Unemployment in the eurozone fell to a record low of 7 per cent at the end of last year, underlining how the region’s labour market has bounced back faster than expected from the impact of the pandemic.
The 7 per cent unemployment rate in December fell from a downwardly revised 7.1 per cent in November — which itself matched the previous low of March 2020, just as the pandemic hit Europe. Growing numbers of businesses in countries such as Germany and France are reporting a shortage of workers as demand for goods and services increases.
The improvement in the labour market was particularly strong among young people, as the jobless rate for those aged under 25 fell to a new all-time low of 14.9 per cent, down from 15.4 per cent the previous month.
Youth unemployment has long been the scourge of the European labour market and peaked at 25 per cent during the region’s debt crisis in 2013.
The biggest fall in youth unemployment over the past year was in Spain, where it dropped from 41 per cent in December 2020 to 30.6 per cent, although that only took it back to pre-pandemic levels. Among the bloc’s main economies, youth unemployment has fallen the furthest below pre-crisis levels in France, declining from 21 per cent in December 2019 to 17.6 per cent last month.
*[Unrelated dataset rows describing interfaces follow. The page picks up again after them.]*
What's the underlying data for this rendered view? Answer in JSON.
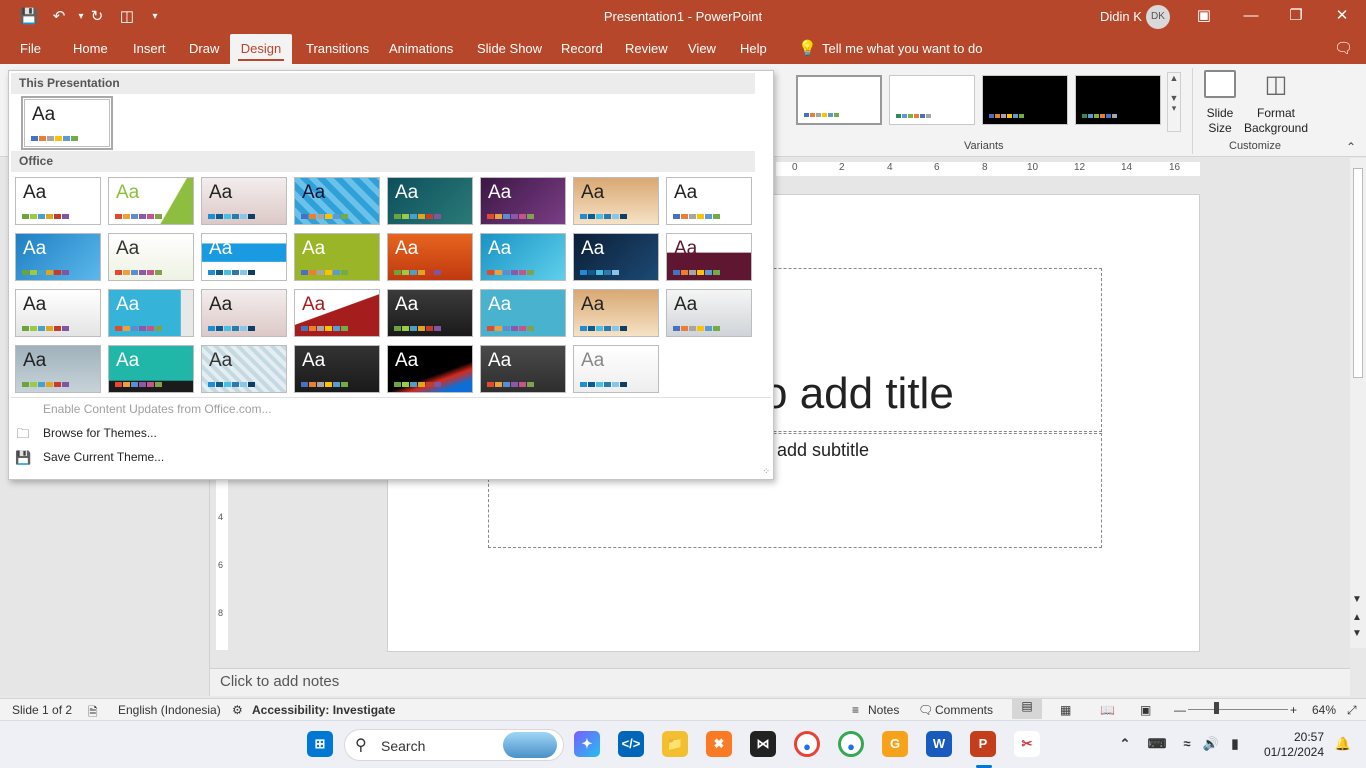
{
  "titlebar": {
    "title": "Presentation1  -  PowerPoint",
    "user": "Didin K",
    "avatar_initials": "DK"
  },
  "tabs": [
    "File",
    "Home",
    "Insert",
    "Draw",
    "Design",
    "Transitions",
    "Animations",
    "Slide Show",
    "Record",
    "Review",
    "View",
    "Help"
  ],
  "active_tab": "Design",
  "tell_me": "Tell me what you want to do",
  "ribbon": {
    "variants_label": "Variants",
    "customize_label": "Customize",
    "slide_size": "Slide Size",
    "format_background": "Format Background"
  },
  "gallery": {
    "this_presentation": "This Presentation",
    "office": "Office",
    "enable_updates": "Enable Content Updates from Office.com...",
    "browse_themes": "Browse for Themes...",
    "save_theme": "Save Current Theme...",
    "aa": "Aa"
  },
  "slide": {
    "title_text": "o add title",
    "subtitle_text": "add subtitle",
    "notes_text": "Click to add notes"
  },
  "ruler": {
    "h_ticks": [
      "0",
      "2",
      "4",
      "6",
      "8",
      "10",
      "12",
      "14",
      "16"
    ],
    "v_ticks": [
      "4",
      "6",
      "8"
    ]
  },
  "status": {
    "slide": "Slide 1 of 2",
    "language": "English (Indonesia)",
    "accessibility": "Accessibility: Investigate",
    "notes": "Notes",
    "comments": "Comments",
    "zoom": "64%"
  },
  "taskbar": {
    "search": "Search",
    "time": "20:57",
    "date": "01/12/2024"
  }
}
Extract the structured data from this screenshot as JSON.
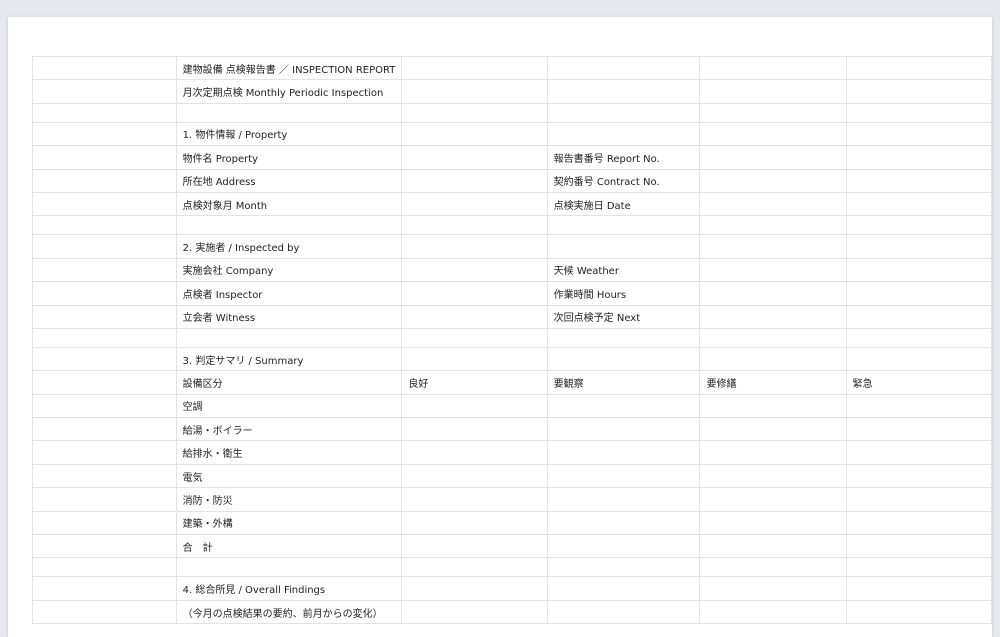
{
  "title": "建物設備 点検報告書 ／ INSPECTION REPORT",
  "subtitle": "月次定期点検 Monthly Periodic Inspection",
  "sections": {
    "property": {
      "heading": "1. 物件情報 / Property",
      "rows": [
        {
          "left": "物件名 Property",
          "right": "報告書番号 Report No."
        },
        {
          "left": "所在地 Address",
          "right": "契約番号 Contract No."
        },
        {
          "left": "点検対象月 Month",
          "right": "点検実施日 Date"
        }
      ]
    },
    "inspected": {
      "heading": "2. 実施者 / Inspected by",
      "rows": [
        {
          "left": "実施会社 Company",
          "right": "天候 Weather"
        },
        {
          "left": "点検者 Inspector",
          "right": "作業時間 Hours"
        },
        {
          "left": "立会者 Witness",
          "right": "次回点検予定 Next"
        }
      ]
    },
    "summary": {
      "heading": "3. 判定サマリ / Summary",
      "header": [
        "設備区分",
        "良好",
        "要観察",
        "要修繕",
        "緊急"
      ],
      "rows": [
        "空調",
        "給湯・ボイラー",
        "給排水・衛生",
        "電気",
        "消防・防災",
        "建築・外構",
        "合　計"
      ]
    },
    "findings": {
      "heading": "4. 総合所見 / Overall Findings",
      "note": "（今月の点検結果の要約、前月からの変化）"
    }
  }
}
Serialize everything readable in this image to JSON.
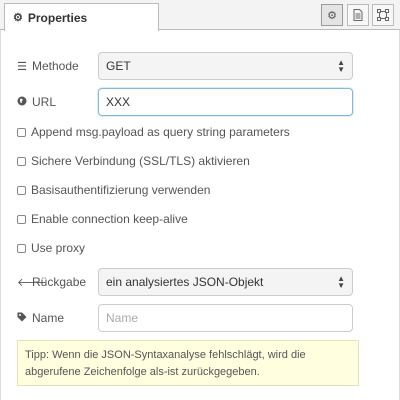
{
  "tabs": {
    "properties": "Properties"
  },
  "toolbar": {
    "settings_icon": "gear-icon",
    "description_icon": "document-icon",
    "appearance_icon": "frame-icon"
  },
  "form": {
    "method": {
      "label": "Methode",
      "value": "GET"
    },
    "url": {
      "label": "URL",
      "value": "XXX"
    },
    "checkboxes": [
      "Append msg.payload as query string parameters",
      "Sichere Verbindung (SSL/TLS) aktivieren",
      "Basisauthentifizierung verwenden",
      "Enable connection keep-alive",
      "Use proxy"
    ],
    "return": {
      "label": "Rückgabe",
      "value": "ein analysiertes JSON-Objekt"
    },
    "name": {
      "label": "Name",
      "placeholder": "Name"
    }
  },
  "tip": "Tipp: Wenn die JSON-Syntaxanalyse fehlschlägt, wird die abgerufene Zeichenfolge als-ist zurückgegeben."
}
“Some of the decline in unemployment appears to be down to people temporarily leaving the labour force as Covid restrictions were tightened to counter the Omicron variant,” said Jessica Hinds, senior Europe economist at Capital Economics, who estimated the bloc’s labour force shrank 0.2 per cent in December.
“However, that is much less than in previous periods of tighter restrictions and should not detract too much from what has been a very full recovery that contrasts with developments in the US,” she added.
The drop in Europe’s jobless rate came despite the end of most short-time work schemes introduced to mitigate the economic impact of coronavirus: the European Central Bank estimated only 1.8 per cent of workers were furloughed in October, versus 20 per cent in April 2020.
Eurozone businesses are confronting unprecedented and widespread shortages of workers, according to the latest quarterly survey by the European Commission.
About one-quarter of manufacturing and services businesses reported lack of workers as a factor limiting production in January, the highest proportion since data was first available in 1982.
Eurozone wage growth remains subdued: two-year annualised growth in pay per employee was 1.8 per cent in the third quarter.
However, the EU survey indicated that “the labour market is already tight and the remaining slack will diminish further by end-2022”, said Paul Hollingsworth, chief European economist at BNP Paribas, raising the chances of more substantial pay rises.
“We expect wage growth to accelerate in the second half of 2022 and in 2023 due to the current spike in inflation, the increasingly tight labour market and more labour-oriented policies,” he added.
Worker shortages are most acute in Germany, where they were reported by more than a third of businesses in the services and manufacturing sectors. In France, a record high 22 per cent of businesses lacked the staff they needed. In Italy’s and Spain’s services sectors, the proportion has risen to double-digits for the first time in history, the survey showed.
Labour shortages were more common for businesses producing machinery, equipment and furniture, at about 30 per cent. But a quarter of companies in most industries, including cars, food production and textiles, struggled to find enough workers.